** Exercise **
Go over the lines below, and when one contains the word "meta", copy it.

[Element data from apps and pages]
┌──

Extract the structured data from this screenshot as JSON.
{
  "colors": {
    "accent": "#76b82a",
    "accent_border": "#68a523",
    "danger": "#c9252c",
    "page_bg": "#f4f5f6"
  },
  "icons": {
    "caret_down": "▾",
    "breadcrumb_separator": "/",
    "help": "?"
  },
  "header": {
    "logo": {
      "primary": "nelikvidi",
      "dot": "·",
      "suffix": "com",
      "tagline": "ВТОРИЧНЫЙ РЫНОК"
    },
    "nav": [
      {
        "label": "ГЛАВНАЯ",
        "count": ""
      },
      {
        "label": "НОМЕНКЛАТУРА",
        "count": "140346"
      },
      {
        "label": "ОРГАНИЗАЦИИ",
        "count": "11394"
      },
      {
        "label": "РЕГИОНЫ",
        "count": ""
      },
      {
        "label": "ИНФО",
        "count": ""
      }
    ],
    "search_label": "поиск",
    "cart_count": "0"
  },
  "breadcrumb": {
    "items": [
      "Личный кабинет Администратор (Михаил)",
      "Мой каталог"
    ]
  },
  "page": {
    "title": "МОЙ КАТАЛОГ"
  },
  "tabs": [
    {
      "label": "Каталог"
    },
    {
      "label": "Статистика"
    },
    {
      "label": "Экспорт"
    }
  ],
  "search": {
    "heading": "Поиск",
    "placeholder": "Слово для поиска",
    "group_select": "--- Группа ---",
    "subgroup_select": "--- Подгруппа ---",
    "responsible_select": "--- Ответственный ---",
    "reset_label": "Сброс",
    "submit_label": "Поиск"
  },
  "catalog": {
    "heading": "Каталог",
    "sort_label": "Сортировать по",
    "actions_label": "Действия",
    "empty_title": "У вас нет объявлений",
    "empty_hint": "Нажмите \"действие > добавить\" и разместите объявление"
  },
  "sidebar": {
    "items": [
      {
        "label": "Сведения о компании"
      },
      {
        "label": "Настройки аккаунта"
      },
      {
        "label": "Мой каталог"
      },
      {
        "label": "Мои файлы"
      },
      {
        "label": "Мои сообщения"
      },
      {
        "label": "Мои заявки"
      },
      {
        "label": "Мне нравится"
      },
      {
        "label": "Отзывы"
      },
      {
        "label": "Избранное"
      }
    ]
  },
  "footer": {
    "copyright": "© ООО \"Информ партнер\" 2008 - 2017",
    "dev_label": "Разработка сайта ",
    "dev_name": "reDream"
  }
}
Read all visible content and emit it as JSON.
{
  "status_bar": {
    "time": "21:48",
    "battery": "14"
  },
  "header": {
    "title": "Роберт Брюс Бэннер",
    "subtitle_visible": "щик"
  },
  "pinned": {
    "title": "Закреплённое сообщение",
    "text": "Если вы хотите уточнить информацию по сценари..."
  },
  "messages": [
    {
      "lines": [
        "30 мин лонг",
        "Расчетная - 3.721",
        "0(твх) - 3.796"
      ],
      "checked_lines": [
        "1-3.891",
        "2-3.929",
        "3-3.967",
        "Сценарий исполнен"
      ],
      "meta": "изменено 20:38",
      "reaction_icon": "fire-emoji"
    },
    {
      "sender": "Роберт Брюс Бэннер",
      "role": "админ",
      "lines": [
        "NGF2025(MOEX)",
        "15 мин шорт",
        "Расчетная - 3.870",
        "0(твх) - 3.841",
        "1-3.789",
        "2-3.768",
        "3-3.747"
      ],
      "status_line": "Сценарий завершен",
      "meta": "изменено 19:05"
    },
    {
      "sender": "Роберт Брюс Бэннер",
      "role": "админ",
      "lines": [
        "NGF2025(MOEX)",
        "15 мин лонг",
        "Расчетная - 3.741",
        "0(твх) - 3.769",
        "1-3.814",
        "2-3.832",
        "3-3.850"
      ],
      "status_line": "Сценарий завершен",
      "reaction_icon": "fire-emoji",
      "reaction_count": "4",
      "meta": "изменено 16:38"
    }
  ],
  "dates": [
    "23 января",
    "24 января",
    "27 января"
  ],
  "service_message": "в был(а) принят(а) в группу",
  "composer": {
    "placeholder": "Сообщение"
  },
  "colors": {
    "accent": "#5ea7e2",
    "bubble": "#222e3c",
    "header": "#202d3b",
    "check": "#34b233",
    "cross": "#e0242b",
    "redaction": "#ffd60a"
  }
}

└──

** Answer space **
      "meta": "изменено 20:38",
      "meta": "изменено 19:05"
      "meta": "изменено 16:38"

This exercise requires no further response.